Lyft IPO Stocks
Beating Competition To The Market
Using the stock ticker “LYFT,” the company beat a major rival to the market by having its company publicly traded first. As a ridesharing company that can be used as an alternative to hailing down a taxi, an independent driver who works for the company picks up passengers and transports them to their destinations.
To use the service provided by Lyft, a passenger utilizes their smartphone and the Lyft app. Passengers can schedule rides through the app and also make payments using the platform after they reach where they are going.
A Decade Of Business And Hurdles Before The IPO
John Zimmer and Logan Green launched Lyft in 2012 after trying to start a service called “Zimride,” which only focused on shared rides taken at college campuses for long-distance trips. San Francisco became the birthplace of the company in 2013 when Lyft raised an initial $15 million. Later that year, another $60 million was raised for the company, which helped get the service up and running

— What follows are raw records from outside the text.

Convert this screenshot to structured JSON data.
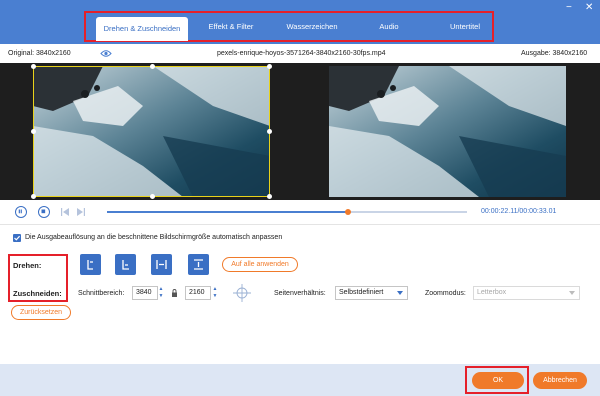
{
  "window": {
    "icon": "app-icon",
    "minimize_label": "−",
    "close_label": "✕"
  },
  "tabs": [
    {
      "label": "Drehen & Zuschneiden",
      "active": true
    },
    {
      "label": "Effekt & Filter",
      "active": false
    },
    {
      "label": "Wasserzeichen",
      "active": false
    },
    {
      "label": "Audio",
      "active": false
    },
    {
      "label": "Untertitel",
      "active": false
    }
  ],
  "info": {
    "original": "Original: 3840x2160",
    "filename": "pexels-enrique-hoyos-3571264-3840x2160-30fps.mp4",
    "output": "Ausgabe: 3840x2160"
  },
  "playback": {
    "time": "00:00:22.11/00:00:33.01",
    "progress": 0.67
  },
  "settings": {
    "checkbox_label": "Die Ausgabeauflösung an die beschnittene Bildschirmgröße automatisch anpassen",
    "checkbox_checked": true,
    "rotate_label": "Drehen:",
    "crop_label": "Zuschneiden:",
    "apply_all": "Auf alle anwenden",
    "crop_area_label": "Schnittbereich:",
    "width": "3840",
    "height": "2160",
    "aspect_label": "Seitenverhältnis:",
    "aspect_value": "Selbstdefiniert",
    "zoom_label": "Zoommodus:",
    "zoom_value": "Letterbox",
    "reset": "Zurücksetzen"
  },
  "footer": {
    "ok": "OK",
    "cancel": "Abbrechen"
  },
  "colors": {
    "accent": "#4a7fd1",
    "orange": "#f07a2a",
    "highlight": "#e5202a",
    "crop": "#e8d21b"
  }
}
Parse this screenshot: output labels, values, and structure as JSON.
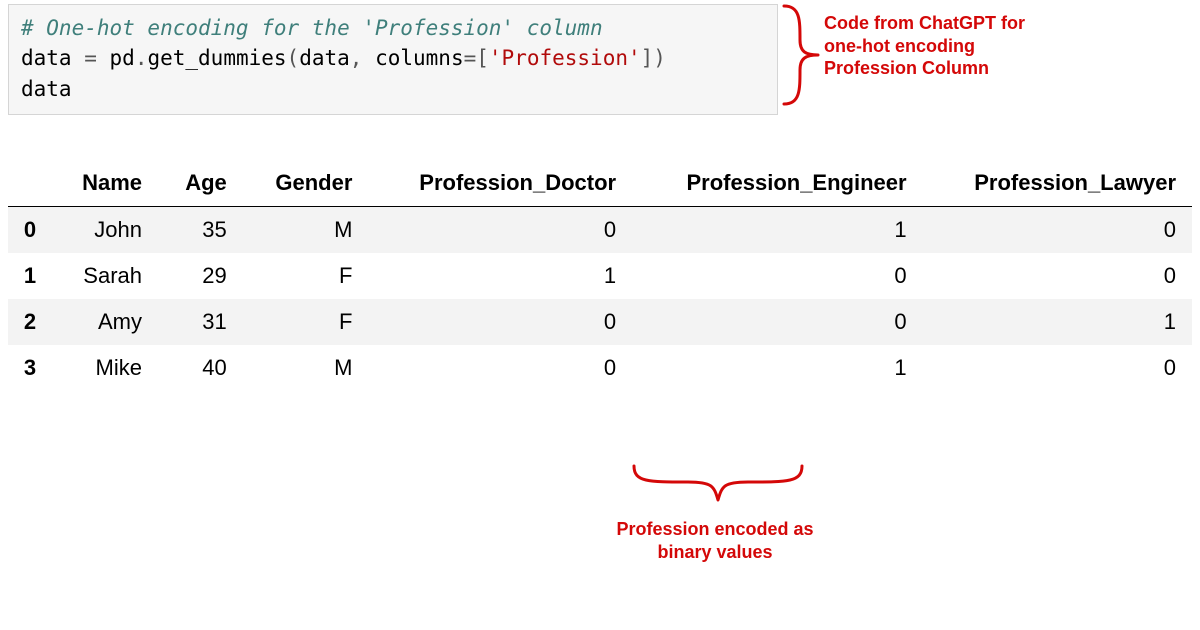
{
  "code": {
    "comment": "# One-hot encoding for the 'Profession' column",
    "line2_a": "data ",
    "line2_eq": "=",
    "line2_b": " pd",
    "line2_dot1": ".",
    "line2_c": "get_dummies",
    "line2_p1": "(",
    "line2_d": "data",
    "line2_comma": ",",
    "line2_e": " columns",
    "line2_eq2": "=",
    "line2_br1": "[",
    "line2_str": "'Profession'",
    "line2_br2": "]",
    "line2_p2": ")",
    "line3": "data"
  },
  "annotations": {
    "right": "Code from ChatGPT for one-hot encoding Profession Column",
    "bottom": "Profession encoded as binary values"
  },
  "table": {
    "columns": [
      "Name",
      "Age",
      "Gender",
      "Profession_Doctor",
      "Profession_Engineer",
      "Profession_Lawyer"
    ],
    "rows": [
      {
        "idx": "0",
        "Name": "John",
        "Age": "35",
        "Gender": "M",
        "Profession_Doctor": "0",
        "Profession_Engineer": "1",
        "Profession_Lawyer": "0"
      },
      {
        "idx": "1",
        "Name": "Sarah",
        "Age": "29",
        "Gender": "F",
        "Profession_Doctor": "1",
        "Profession_Engineer": "0",
        "Profession_Lawyer": "0"
      },
      {
        "idx": "2",
        "Name": "Amy",
        "Age": "31",
        "Gender": "F",
        "Profession_Doctor": "0",
        "Profession_Engineer": "0",
        "Profession_Lawyer": "1"
      },
      {
        "idx": "3",
        "Name": "Mike",
        "Age": "40",
        "Gender": "M",
        "Profession_Doctor": "0",
        "Profession_Engineer": "1",
        "Profession_Lawyer": "0"
      }
    ]
  }
}
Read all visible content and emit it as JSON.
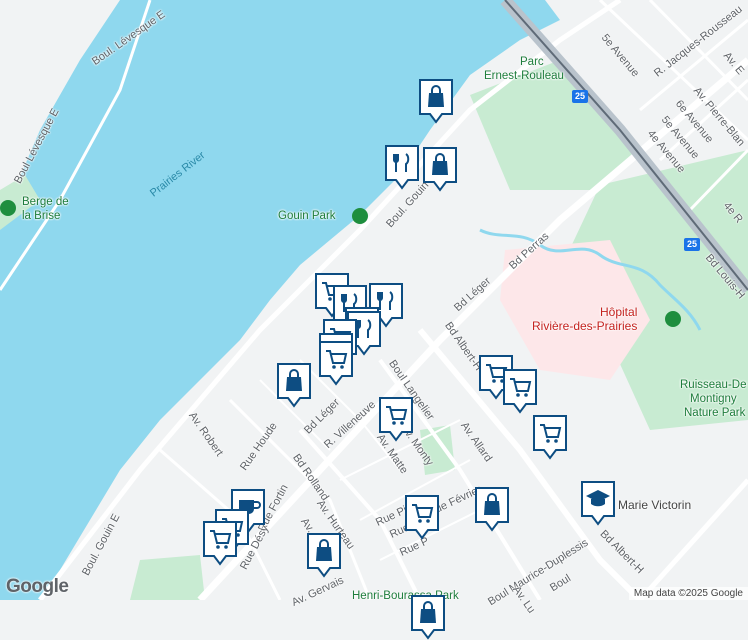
{
  "labels": {
    "water": [
      "Prairies River"
    ],
    "parks": [
      "Parc",
      "Ernest-Rouleau",
      "Gouin Park",
      "Berge de",
      "la Brise"
    ],
    "hospital": [
      "Hôpital",
      "Rivière-des-Prairies"
    ],
    "nature": [
      "Ruisseau-De",
      "Montigny",
      "Nature Park"
    ],
    "roads": [
      "Boul. Lévesque E",
      "Boul Lévesque E",
      "5e Avenue",
      "R. Jacques-Rousseau",
      "Av. Pierre-Blan",
      "6e Avenue",
      "5e Avenue",
      "4e Avenue",
      "Bd Louis-H",
      "Boul. Gouin E",
      "Bd Léger",
      "Bd Perras",
      "Bd Albert-H",
      "Boul Langelier",
      "Av. Allard",
      "Av. Robert",
      "Rue Houde",
      "Bd Léger",
      "R. Villeneuve",
      "Bd Rolland",
      "Av. Monty",
      "Av. Matte",
      "Av. Hurteau",
      "Rue Pierre",
      "Rue Fortin",
      "Rue Désy",
      "Boul. Gouin E",
      "Bd Albert-H",
      "Boul Maurice-Duplessis",
      "Rue Pierre",
      "Rue Février",
      "Av.",
      "4e R",
      "Av. E",
      "Marie Victorin",
      "Henri-Bourassa Park",
      "Av. Lu",
      "Boul",
      "Av. Gervais",
      "Rue P"
    ]
  },
  "highway_shields": [
    "25",
    "25"
  ],
  "markers": [
    {
      "type": "shopping-bag"
    },
    {
      "type": "restaurant"
    },
    {
      "type": "shopping-bag"
    },
    {
      "type": "grocery-cart"
    },
    {
      "type": "restaurant"
    },
    {
      "type": "restaurant"
    },
    {
      "type": "restaurant"
    },
    {
      "type": "restaurant"
    },
    {
      "type": "grocery-cart"
    },
    {
      "type": "grocery-cart"
    },
    {
      "type": "grocery-cart"
    },
    {
      "type": "shopping-bag"
    },
    {
      "type": "grocery-cart"
    },
    {
      "type": "grocery-cart"
    },
    {
      "type": "grocery-cart"
    },
    {
      "type": "grocery-cart"
    },
    {
      "type": "school"
    },
    {
      "type": "grocery-cart"
    },
    {
      "type": "shopping-bag"
    },
    {
      "type": "cafe"
    },
    {
      "type": "grocery-cart"
    },
    {
      "type": "grocery-cart"
    },
    {
      "type": "shopping-bag"
    },
    {
      "type": "shopping-bag"
    }
  ],
  "footer": {
    "logo": "Google",
    "attribution": "Map data ©2025 Google"
  },
  "colors": {
    "water": "#8fd8ee",
    "land": "#f1f3f4",
    "park": "#c8ebd2",
    "hospital": "#fde7e9",
    "marker_blue": "#0d4d82",
    "road": "#ffffff",
    "highway": "#b9c3cc"
  }
}
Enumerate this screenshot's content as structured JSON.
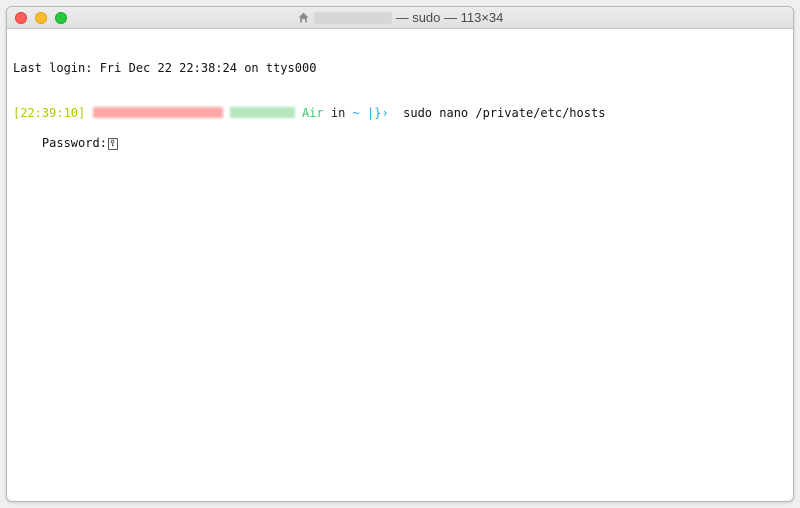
{
  "window": {
    "title_plain": " — sudo — 113×34"
  },
  "terminal": {
    "line1": "Last login: Fri Dec 22 22:38:24 on ttys000",
    "bracket_open": "[",
    "timestamp": "22:39:10",
    "bracket_close": "]",
    "air": " Air ",
    "in": "in ",
    "tilde": "~",
    "prompt": " |}› ",
    "command": " sudo nano /private/etc/hosts",
    "password_label": "Password:"
  }
}
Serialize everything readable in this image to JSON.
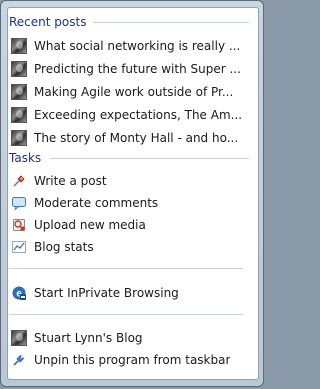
{
  "sections": {
    "recent": {
      "header": "Recent posts",
      "items": [
        {
          "label": "What social networking is really ...",
          "icon": "post-thumbnail-icon"
        },
        {
          "label": "Predicting the future with Super ...",
          "icon": "post-thumbnail-icon"
        },
        {
          "label": "Making Agile work outside of Pr...",
          "icon": "post-thumbnail-icon"
        },
        {
          "label": "Exceeding expectations, The Am...",
          "icon": "post-thumbnail-icon"
        },
        {
          "label": "The story of Monty Hall - and ho...",
          "icon": "post-thumbnail-icon"
        }
      ]
    },
    "tasks": {
      "header": "Tasks",
      "items": [
        {
          "label": "Write a post",
          "icon": "pushpin-pen-icon"
        },
        {
          "label": "Moderate comments",
          "icon": "speech-bubble-icon"
        },
        {
          "label": "Upload new media",
          "icon": "media-upload-icon"
        },
        {
          "label": "Blog stats",
          "icon": "line-chart-icon"
        }
      ]
    },
    "browsing": {
      "label": "Start InPrivate Browsing",
      "icon": "inprivate-icon"
    },
    "footer": {
      "items": [
        {
          "label": "Stuart Lynn's Blog",
          "icon": "blog-thumbnail-icon"
        },
        {
          "label": "Unpin this program from taskbar",
          "icon": "unpin-icon"
        }
      ]
    }
  },
  "colors": {
    "header_text": "#1e3287",
    "item_text": "#1a1a1a",
    "separator": "#c5d0e0",
    "frame": "#b9c8d6"
  }
}
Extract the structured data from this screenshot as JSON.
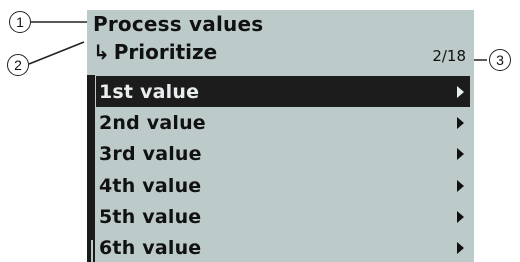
{
  "header": {
    "title": "Process values",
    "subtitle_arrow": "↳",
    "subtitle": "Prioritize",
    "counter": "2/18"
  },
  "menu": {
    "selected_index": 0,
    "items": [
      {
        "label": "1st value"
      },
      {
        "label": "2nd value"
      },
      {
        "label": "3rd value"
      },
      {
        "label": "4th value"
      },
      {
        "label": "5th value"
      },
      {
        "label": "6th value"
      }
    ]
  },
  "callouts": [
    "1",
    "2",
    "3"
  ],
  "icons": {
    "submenu_arrow": "chevron-right-icon",
    "return_arrow": "return-arrow-icon"
  },
  "colors": {
    "lcd_background": "#bccaca",
    "selection_background": "#1c1c1c",
    "text": "#111111"
  }
}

2014 was a rocky year for the company when it tried to launch its business in New York City. Known for its massive amount of taxi services, Lyft ran into problems with regulations in the city, which required them to take the appropriate steps needed for compliance. By 2014, the company had met the regulations and was allowed to launch its service. In mid-2017, the company started serving over 1 million rides each day in over 150 cities. In late 2017, the company decided to expand internationally and launched the service in Canada.
When Lyft presents accounting figures, it recognizes revenue on a net basis. This creates a top-line number for the company that is much lower than the amount of money taken in by the company from passengers over a specific period. Lyft considers its company as an “agent” that facilitates the connection between passengers and drivers.
Otherwise, it would report revenue on a gross basis. The argument for the company in handling its accounting this way is that it assists a third-party to provide a transportation service to a passenger when they need a ride under the stipulation that both the driver and passenger can reject the price of the ride.
Facing Competition And Revenue Growth
The Lyft IPO stock price may have been priced too aggressively considering it’s net loss figure in 2018. At the end of 2018, Lyft’s share of the market in the United States was at 39 percent. The company had grown its market share by 17 percentage points since 2016. Lyft was still reporting a net loss in 2018 as well. The following figures show the losses sustained by the company from 2017 to 2018, even though bookings had increased dramatically from the prior year.
- Bookings of $8.1 billion had increased by 76 percent since 2017
- Net loss of $911 million, which increased by 32 percent since 2017
- Revenues of $2.2 billion accounted for twice the revenue of the company since 2017
Continued Hurdles With The Company
Lyft ended up reporting a loss of about $900 million at the end of 2018. While the company has drastically changed the way that individuals can utilize transportation, its share price has been in a steady decline since the IPO. Shares for the company were trading at close to $37 in early October 2019, which is close to a 50 percent drop in value.